Mortgage bond prices finished the week lower which put upward pressure on rates. The Fed raised rates 75 basis points and the financial markets remained very volatile. The DOW fell below 30,000 at one point. Traders feared the rate increases needed to stem inflation may force the economy into a recession. Oil prices fell off the highs from the prior week but remained choppy. The data was mixed. Producer prices rose 0.8% vs 1%. The core rose 0.5% vs 0.7%. Housing starts were 1549K vs 1700K. Jobless claims were 229K vs 222K. The Philadelphia Fed index was down 3.3 vs up 3. Industrial production rose 0.2% vs 0.7% while capacity use was 79% vs 79.2%. Mortgage interest rates finished the week worse by approximately 3/8 of as discount point.
|Economic Indicator||Release Date & Time||Consensus Estimate||Analysis|
|Juneteenth||Monday, June 20||Important. No trading Monday. Shortened trading week may lead to volatility when trading resumes Tuesday.|
|Existing Home Sales||Tuesday, June 21,
10:00 am, et
|5.55M||Low importance. An indication of mortgage credit demand. Significant weakness may lead to lower rates.|
|Weekly Jobless Claims||Thursday, June 23,
8:30 am, et
|212K||Important. An indication of employment. Higher claims may result in lower rates.|
|New Home Sales||Friday, June 25,
10:00 am, et
|580K||Important. An indication of economic strength and credit demand. Weakness may lead to lower rates.|
|U of Michigan Consumer Sentiment||Friday, June 25,
10:00 am, et
|57||Important. An indication of consumers’ willingness to spend. Weakness may lead to lower mortgage rates.|
The Federal Open Market Committee member’s projections for the future reported a PCE inflation range of 4.8% to 6.2% in 2022, 2.3% to 4.0% in 2023, and 2.0% to 3.0% in 2024. The long-term goal remains an inflation goal of 2.0%. The projected Fed funds rate is 3.1% to 3.9% in 2022, 2.9% to 4.4% in 2023, and 2.1% to 4.1% in 2024. Fed Chair Powell seemed confident in his press conference that they will be able to tackle the challenges ahead and reach these goals. The financial markets are considerably more uncertain of the Fed’s ability to do so with their late moves to combat inflation and wrong forecast regarding inflation being “transitory.”

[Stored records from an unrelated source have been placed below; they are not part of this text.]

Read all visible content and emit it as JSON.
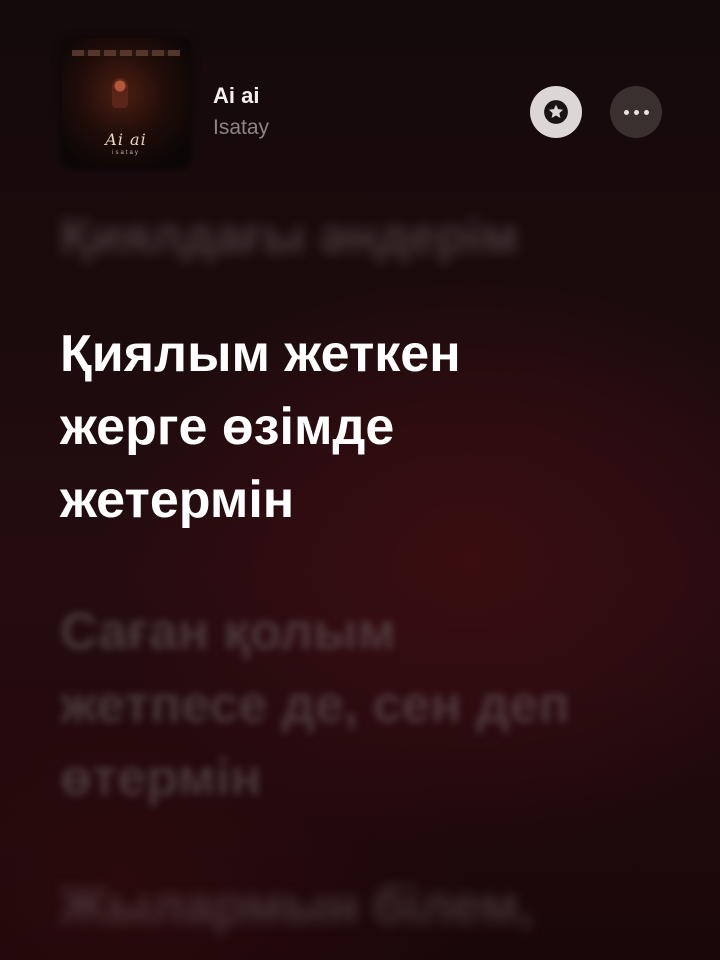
{
  "now_playing": {
    "title": "Ai ai",
    "artist": "Isatay",
    "artwork": {
      "script_text": "Ai ai",
      "small_text": "isatay"
    }
  },
  "buttons": {
    "favorite_icon": "star-icon",
    "more_icon": "ellipsis-icon"
  },
  "lyrics": {
    "previous": [
      "Қиялдағы әндерім"
    ],
    "current": [
      "Қиялым жеткен",
      "жерге өзімде",
      "жетермін"
    ],
    "next": [
      "Саған қолым",
      "жетпесе де, сен деп",
      "өтермін"
    ],
    "after": [
      "Жылармын білем,"
    ]
  },
  "colors": {
    "background": "#1c0b0d",
    "accent_glow": "#3a0d10",
    "current_lyric": "#ffffff",
    "artist": "#8c8585",
    "favorite_button": "#ddd6d6",
    "more_button": "#3a3030"
  }
}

The challenge the Fed faces is stemming the upward trend of inflation without throwing the economy into recession. Their aggressive 75-basis point hike compared to their verbal guidance of a 50-basis point increase prior to last week’s meeting resulted in considerable stock and bond volatility.
The Fed noted, “The economic projections provided by the members of the Board of Governors and the presidents of the Federal Reserve Banks inform discussions of monetary policy among policymakers and can aid public understanding of the basis for policy actions. Considerable uncertainty attends these projections, however. The economic and statistical models and relationships used to help produce economic forecasts are necessarily imperfect descriptions of the real world, and the future path of the economy can be affected by myriad unforeseen developments and events. Thus, in setting the stance of monetary policy, participants consider not only what appears to be the most likely economic outcome as embodied in their projections, but also the range of alternative possibilities, the likelihood of their occurring, and the potential costs to the economy should they occur.”
A cautious approach to float/lock decisions is wise in this environment considering the “uncertainty” the Fed details.